I believe that because I was supported by financial aid, because I got so much out of Pomona and because so many of my closest friends to this day are people I met there, there's a truly great value in giving back to support those experiences and opportunities on an ongoing basis. And that support should exist as long as it possibly can. I’d been exposed to the concept of monthly recurring subscriptions when I worked at WebEx and became convinced that people would be subscribing to more services over time. When I found that available at Pomona, I began participating with a monthly gift and have increased my monthly giving as my career has advanced.

Now I’m interested in building a program that helps enable current students to step into that kind of subscription-style mindset with Pomona right out of the Gates. As students graduate and begin working, they'll likely subscribe to a Netflix account, a cable or an internet account, maybe a gym membership and so on. I want us to help Pomona graduates from the early days say, “Hey, one of those things I subscribe to, in life, is supporting Pomona College.” That could be a couple of dollars a month (like Disney+) or hundreds of dollars a month (like a gym membership), depending on what they are comfortable with and where they are financially. Starting that behavior and helping people be connected from the outset is what I'm interested in cultivating and building. I think that's part of how we make sure that Pomona lasts many, many generations from here.

What are your hopes for the College moving forward?

I think the ideal Pomona College environment is one where everybody feels respected and is able to pursue their course of education the way they see fit, without interruption. As an institution, we have to continue to create an environment that allows every generation to be educated, not only via textbooks but also through people. Textbooks don’t argue back—people do. The debates and discussions that happen about who we want to be as people are the places where my ideas always get challenged and grow the most. The interactions I had with extraordinarily smart, talented people led to friendships, a company and a view of the world much larger than myself. I hope we can continue to invest in a Pomona that can create that environment for generations to come. 

If you had to give one piece of advice to a current student, what would it be?

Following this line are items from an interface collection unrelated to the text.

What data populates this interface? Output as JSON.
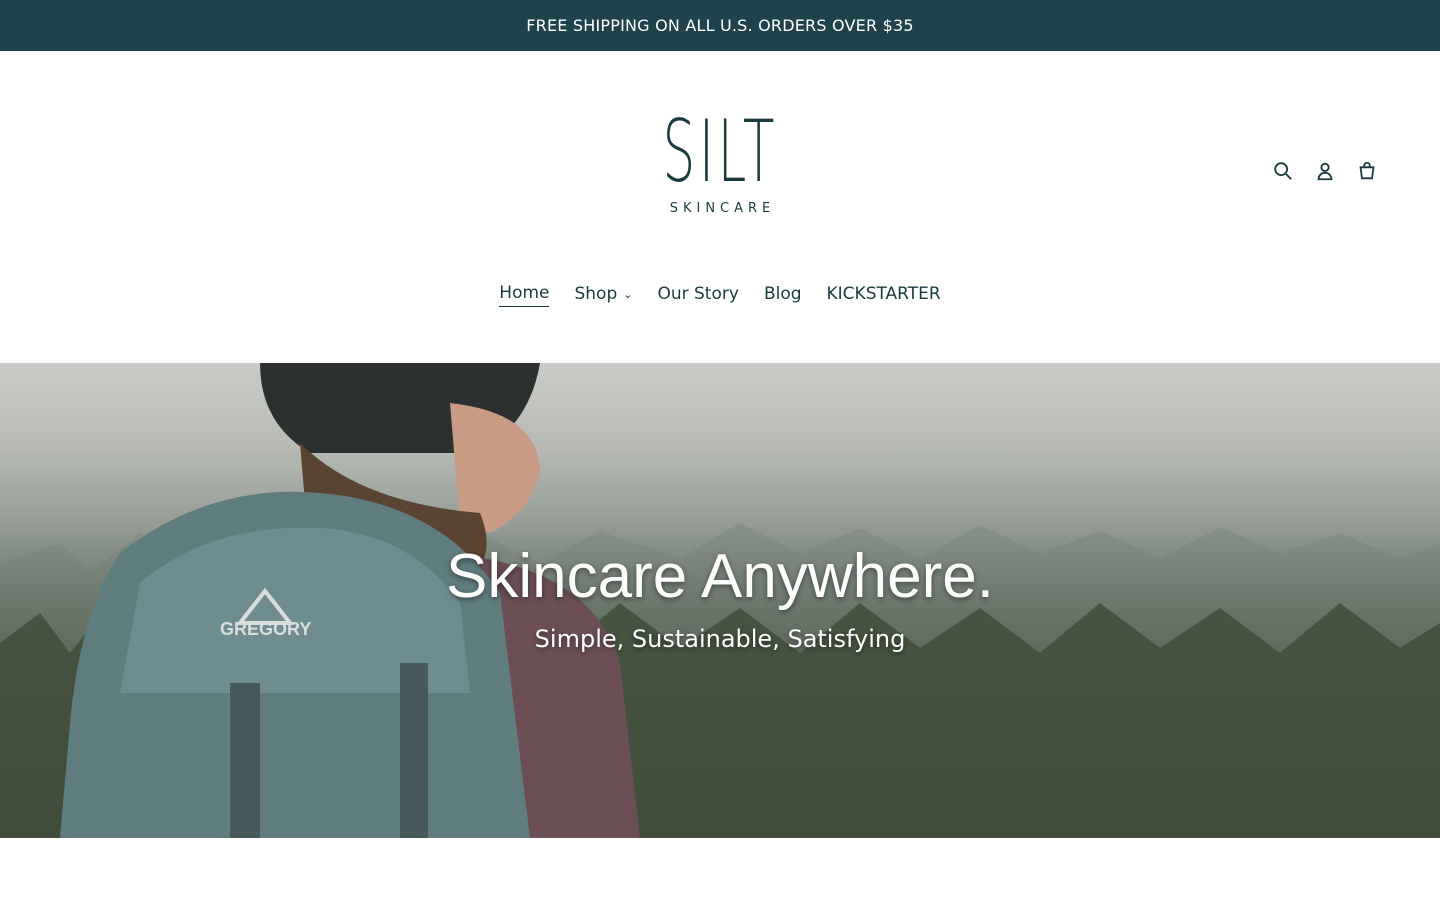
{
  "announcement": {
    "text": "FREE SHIPPING ON ALL U.S. ORDERS OVER $35"
  },
  "header": {
    "logo": {
      "mark": "SILT",
      "subtitle": "SKINCARE"
    },
    "icons": [
      "search-icon",
      "account-icon",
      "cart-icon"
    ]
  },
  "nav": {
    "items": [
      {
        "label": "Home",
        "active": true
      },
      {
        "label": "Shop",
        "has_dropdown": true
      },
      {
        "label": "Our Story"
      },
      {
        "label": "Blog"
      },
      {
        "label": "KICKSTARTER"
      }
    ]
  },
  "hero": {
    "title": "Skincare Anywhere.",
    "subtitle": "Simple, Sustainable, Satisfying",
    "backpack_brand": "GREGORY"
  },
  "colors": {
    "announcement_bg": "#1f424d",
    "text_primary": "#1b3a3f",
    "white": "#ffffff"
  }
}
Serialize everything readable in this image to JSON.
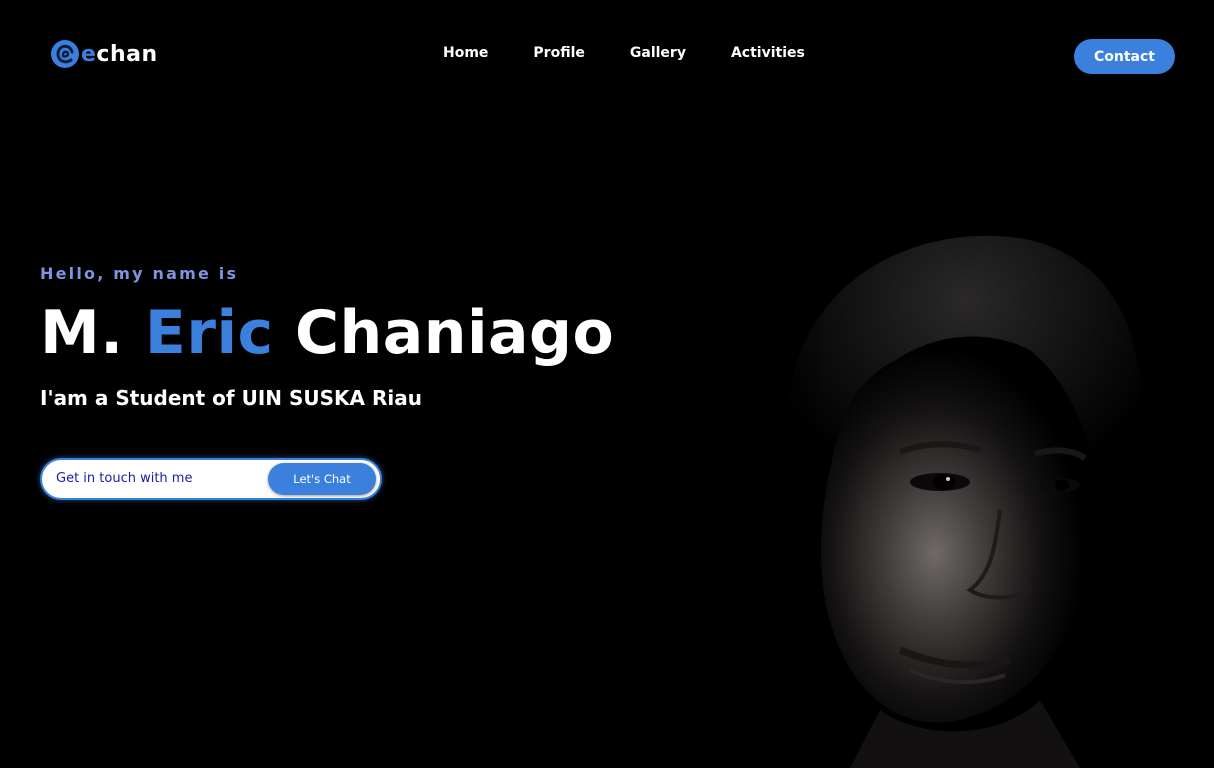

It’s never going to be easier to learn and explore what you want to than it is right now. It’s never going to be easier to make lifelong friends and truly challenge your beliefs about yourself and the world than right now. You get to set yourself on a path from here on that is about expanding your worldview, making connections and being curious about where others are coming from. Being able to navigate our shared values and to handle our differences with skill and compassion respectfully is a lifelong journey. Pomona grads often are more skillful at this because of how they learn to do it on campus, engaging in hard conversations and learning from people they live with and respect. It’s the proximity and constant contact with perspectives you might not share that helps make Pomona and The Claremont Colleges something special in the world. Bringing that energy to your time at Pomona will help you work in the world in a way that promotes humanity overall. That’s what it really means to be a Sagehen. If you can be respectful and honest and curious and intelligent and giving, you can make the world better for lots of people—and truly bear the riches for everybody.